But the big factor dietarily is the increase in essential fatty acids which will change our relationship to sugar almost immediately. We have only two sources of fuel for our body’s metabolism, sugar (glucose) and fat (essential fatty acids/triglycerides). If we are sugar dominant, we can transition ourselves simply by reducing our sugar intake while increasing our essential fatty acid intake. I always recommend high levels of cold water fish oil as well as enhancing the intake of healthy fats in our diet. There are individuals who may be more sensitive to a drop in blood sugar. Eliminating caffeine intake and reducing carbohydrate consumption while increasing protein intake, particularly at breakfast can make a huge difference every day. I recommend adding larger amounts of alfalfa, buckwheat, pea vine, carrot, oat flour, beet, soybeans and flaxseed. These can not only provide essential fatty acids but also all the catalysts to balancing blood sugar.
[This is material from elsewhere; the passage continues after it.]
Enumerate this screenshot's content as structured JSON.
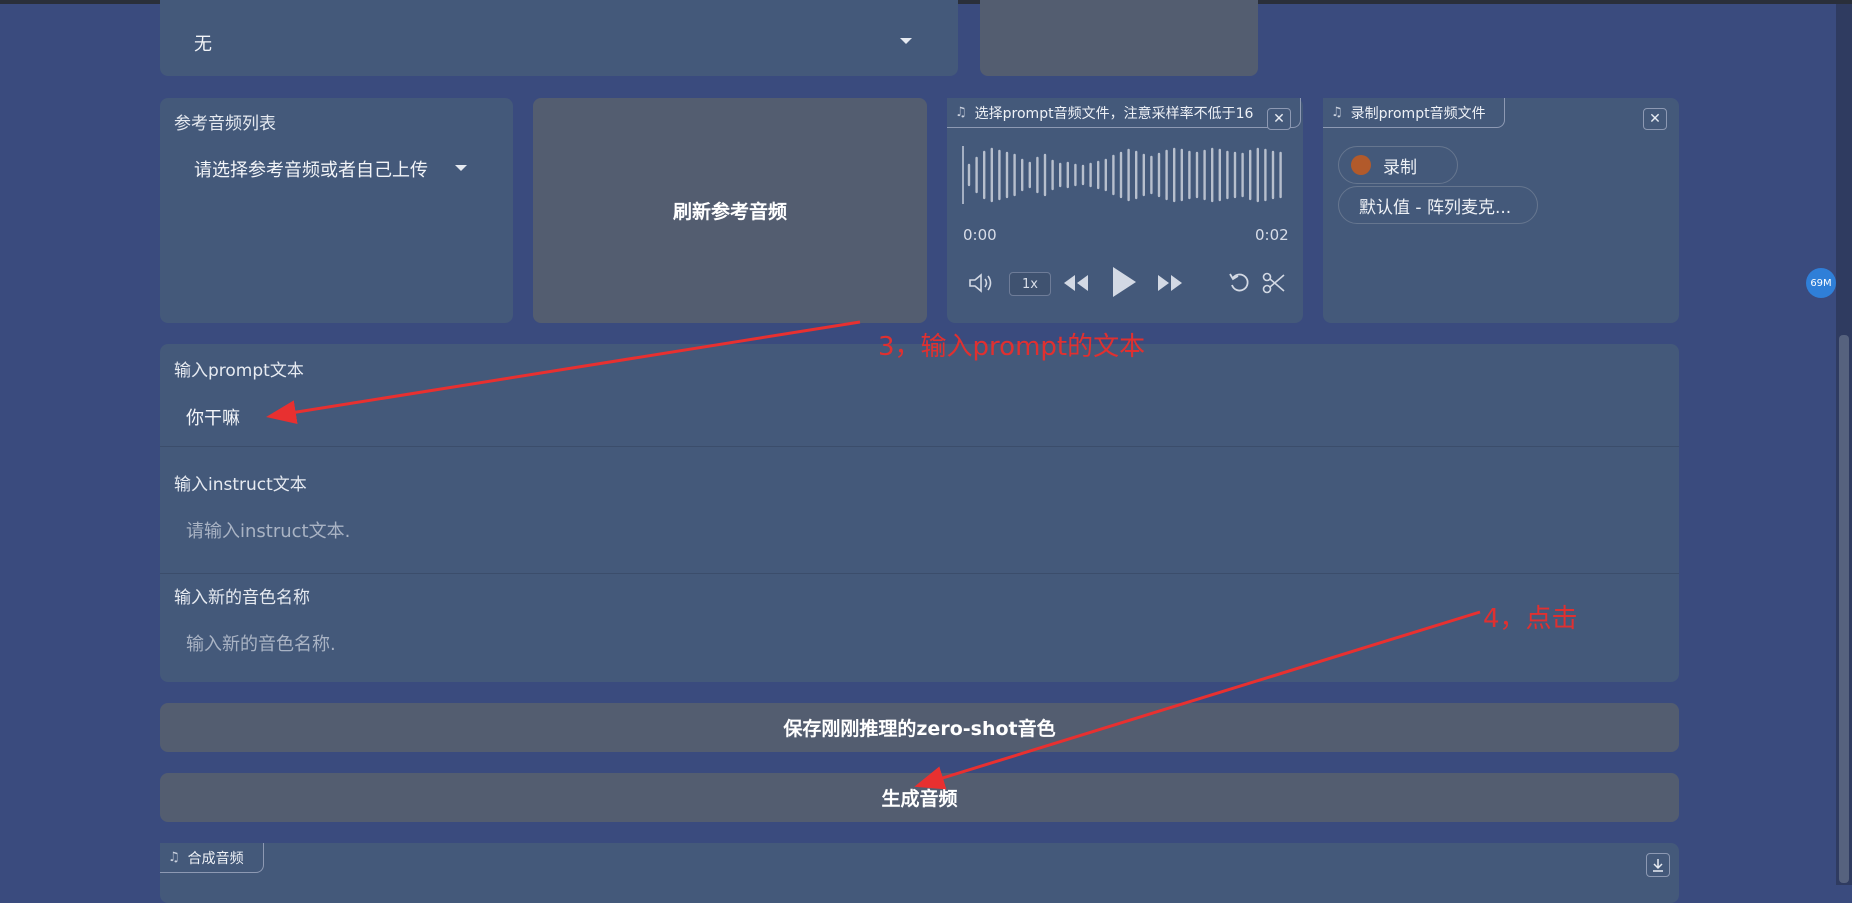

The important thing is to begin treating dysglycemia early. In this way the inevitable progression towards chronic conditions such as Diabetes Mellitus can be prevented. This disease is quite devastating and can drastically affect the eyes, kidneys, nerves and blood vessels. Generally by the time Type 1 appears, most pancreatic beta cells have been destroyed and it can be too late to address it as an autoimmune disease.

I have had some amazing results in treating this form of dysglycemia with a group of natural options. The first is zinc. It is possible that insulin production relies on zinc as a catalyst, so long-term insulin resistance may deplete zinc reserves causing insulin to not be produced. The second most important piece is the Indian herb Gymnema, which acts as a tonifying restorative to the beta cells. It even helps to dampen sugar cravings and to act as a natural appetite suppressant. Baical Skullcap and Licorice are useful here as they act as aldose-reductase inhibitors, aiding insulin production and balance. Standard Process Pancreatrophin PMG is essential as a protomorphagenic infusion for pancreatic autoimmune disorders and when beta cells have been severely disrupted.

Facing our relationship to sugar means questioning many of our life choices, our ways of handling stress and our need to self-medicate. It is very important to address this imbalance because it can determine our future health and life. One final thought to leave you is that since before 1998, Johns Hopkins researchers have long suspected that the cancer cell not only relies heavily on glucose for viability, but that when deprived of glucose, the cancerous cells will self-destruct. So if you are going to self-medicate, removing sugar should be your first choice...

Karen Clickner, N.D. is the founder and director of ISIS Holistic Clinic & The Waters of ISIS Body Purification Spa in Brookline, MA. The clinic can be reached at